We found our hotel in Salzburg without too much trouble. We spent thirty minutes settling into the hotel, after which we spent the rest of the afternoon and evening walking around the center of Salzburg.
I did not find Salzburg to be especially interesting, or even especially charming. The town was somewhat crowded, probably because The Salzburg Festival was in progress, and the town struck me as a bit too touristy. Images of Mozart were everywhere. Salzburg Festival banners and placards were everywhere. Everything was too commercial for my tastes.
Our most interesting encounter in Salzburg was the small graveyard of an unremarkable church in the very center of town. There we found numerous graves of very young men who had died in April and even May of 1945. They were among those who perished in the very final days of World War II, giving their lives, most on an involuntary basis, to a cause already doomed. Most of the graves bore fresh flowers. It was very moving.
We dined in a restaurant outside the immediate center of Salzburg, a restaurant patronized not by tourists but by locals. The restaurant is supposed to be a favorite of native Salzburgers, and very seldom visited by outsiders.
We were hungry, and we went all out, sampling several different foods. We had three salads: a cold potato-cucumber-onion-vinegar salad; a cucumber-sour cream salad; and an onion-fruit-Roquefort Cheese salad. The latter sounds unappealing, but in fact it wasn’t bad.
For our main courses, we ordered veal cooked in a cream-white wine sauce and roasted pork loin stuffed with plums and onions. The meats were served with sauerkraut and cooked red cabbage, and we liked the sauerkraut and cabbage. The sauerkraut and cabbage were fresh, and we learned that fresh sauerkraut tastes nothing like preserved sauerkraut. Even my sister liked the sauerkraut, which surprised me greatly.
For dessert, we ordered apple strudel and plum cake. The apple strudel had been made with tangy apples, soaked in some kind of liqueur, and it was divine. The plum cake was akin to an American fruit pie: brandied plums, set between two layers of pastry. It had a sweet-sour flavor, and probably is an acquired taste.
Our meal was superb. It was interesting, it was different, it was satisfying and it was flavorful. We were pleased that we had gone out of our way to eat at an authentic Salzburg restaurant instead of settling for fare in the tourist part of town. We had a lovely dinner, and a lovely time. It was the most relaxed, enjoyable dinner we had yet experienced on our vacation.
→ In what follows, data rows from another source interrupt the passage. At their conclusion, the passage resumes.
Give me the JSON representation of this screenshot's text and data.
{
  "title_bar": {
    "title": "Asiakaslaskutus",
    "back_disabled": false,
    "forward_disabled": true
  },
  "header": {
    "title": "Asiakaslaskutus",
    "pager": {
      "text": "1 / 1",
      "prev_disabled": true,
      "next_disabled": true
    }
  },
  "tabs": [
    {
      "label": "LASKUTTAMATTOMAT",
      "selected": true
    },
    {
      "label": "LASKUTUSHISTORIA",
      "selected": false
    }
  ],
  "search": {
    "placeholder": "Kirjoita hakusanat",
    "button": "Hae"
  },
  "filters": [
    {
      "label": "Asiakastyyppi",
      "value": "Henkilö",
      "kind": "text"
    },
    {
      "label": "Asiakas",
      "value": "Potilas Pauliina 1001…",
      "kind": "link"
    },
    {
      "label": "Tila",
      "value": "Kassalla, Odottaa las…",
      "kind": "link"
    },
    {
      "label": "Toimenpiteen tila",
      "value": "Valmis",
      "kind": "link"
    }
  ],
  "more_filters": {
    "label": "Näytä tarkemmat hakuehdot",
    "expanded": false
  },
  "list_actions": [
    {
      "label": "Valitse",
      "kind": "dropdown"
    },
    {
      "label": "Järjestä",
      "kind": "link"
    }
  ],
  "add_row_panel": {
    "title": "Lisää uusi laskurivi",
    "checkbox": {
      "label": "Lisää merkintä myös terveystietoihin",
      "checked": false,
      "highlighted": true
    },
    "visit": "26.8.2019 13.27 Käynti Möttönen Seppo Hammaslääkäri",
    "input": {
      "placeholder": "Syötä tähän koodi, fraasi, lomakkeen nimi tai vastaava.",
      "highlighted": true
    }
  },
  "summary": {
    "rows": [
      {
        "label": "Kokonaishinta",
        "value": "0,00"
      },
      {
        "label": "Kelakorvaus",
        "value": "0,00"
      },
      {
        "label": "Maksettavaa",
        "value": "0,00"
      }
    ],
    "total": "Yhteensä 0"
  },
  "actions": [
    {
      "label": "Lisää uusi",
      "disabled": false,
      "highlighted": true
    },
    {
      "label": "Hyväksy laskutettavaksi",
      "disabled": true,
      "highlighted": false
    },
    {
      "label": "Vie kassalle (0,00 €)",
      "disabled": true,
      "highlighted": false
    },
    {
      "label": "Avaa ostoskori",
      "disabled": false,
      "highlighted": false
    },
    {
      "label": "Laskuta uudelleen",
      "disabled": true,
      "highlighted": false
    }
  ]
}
We did not sit down to dinner until after 8:30 p.m., and it was after 10:30 p.m. by the time we returned to our hotel.
It had been a long day, and we were ready to turn in—but it had been a great day.